What is expected:
Look through the records below and collect all lines that hold the string "view".

Entries shown:

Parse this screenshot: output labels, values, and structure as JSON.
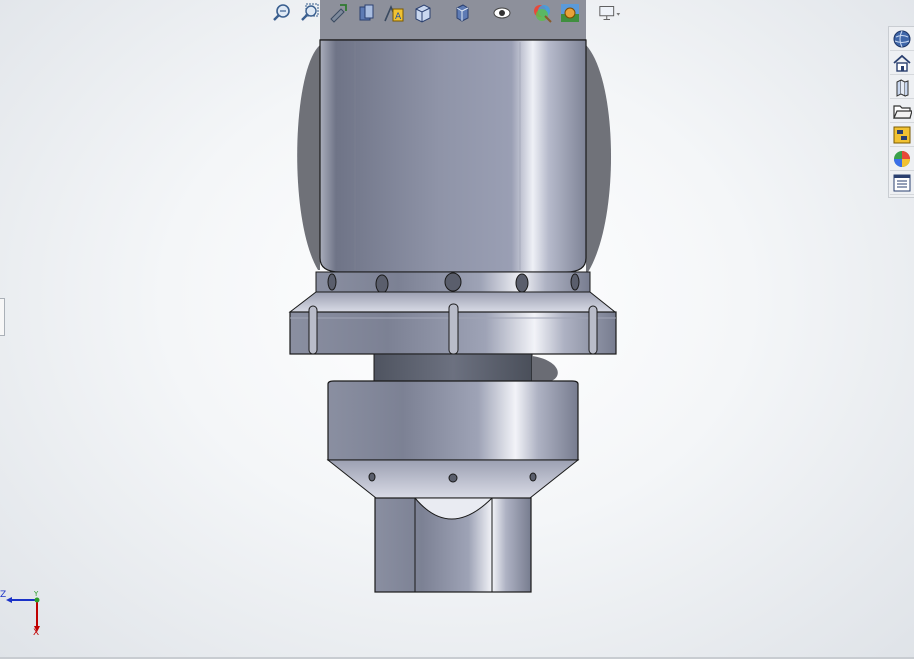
{
  "window": {
    "title": ""
  },
  "toolbar": {
    "items": [
      {
        "name": "zoom-to-fit",
        "icon": "zoom-fit-icon"
      },
      {
        "name": "zoom-to-area",
        "icon": "zoom-area-icon"
      },
      {
        "name": "previous-view",
        "icon": "previous-view-icon"
      },
      {
        "name": "section-view",
        "icon": "section-view-icon"
      },
      {
        "name": "dynamic-annotation",
        "icon": "annotation-view-icon"
      },
      {
        "name": "view-orientation",
        "icon": "view-orientation-icon"
      },
      {
        "name": "display-style",
        "icon": "display-style-icon"
      },
      {
        "name": "hide-show-items",
        "icon": "hide-show-icon"
      },
      {
        "name": "edit-appearance",
        "icon": "edit-appearance-icon"
      },
      {
        "name": "apply-scene",
        "icon": "apply-scene-icon"
      },
      {
        "name": "view-settings",
        "icon": "monitor-icon"
      }
    ]
  },
  "task_pane": {
    "items": [
      {
        "name": "solidworks-resources",
        "icon": "globe-icon"
      },
      {
        "name": "home",
        "icon": "home-icon"
      },
      {
        "name": "design-library",
        "icon": "library-icon"
      },
      {
        "name": "file-explorer",
        "icon": "folder-icon"
      },
      {
        "name": "view-palette",
        "icon": "palette-icon"
      },
      {
        "name": "appearances-scenes",
        "icon": "color-ball-icon"
      },
      {
        "name": "custom-properties",
        "icon": "properties-icon"
      }
    ]
  },
  "triad": {
    "axis_z": "Z",
    "axis_y": "Y",
    "axis_x": "X"
  },
  "colors": {
    "accent": "#1f4fa0",
    "axis_x": "#c00000",
    "axis_y": "#2a9d2a",
    "axis_z": "#1a32c8",
    "part_metal": "#8a8fa0"
  }
}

Result for this task:
        "name": "previous-view",
        "icon": "previous-view-icon"
        "name": "section-view",
        "icon": "section-view-icon"
        "icon": "annotation-view-icon"
        "name": "view-orientation",
        "icon": "view-orientation-icon"
        "name": "view-settings",
        "name": "view-palette",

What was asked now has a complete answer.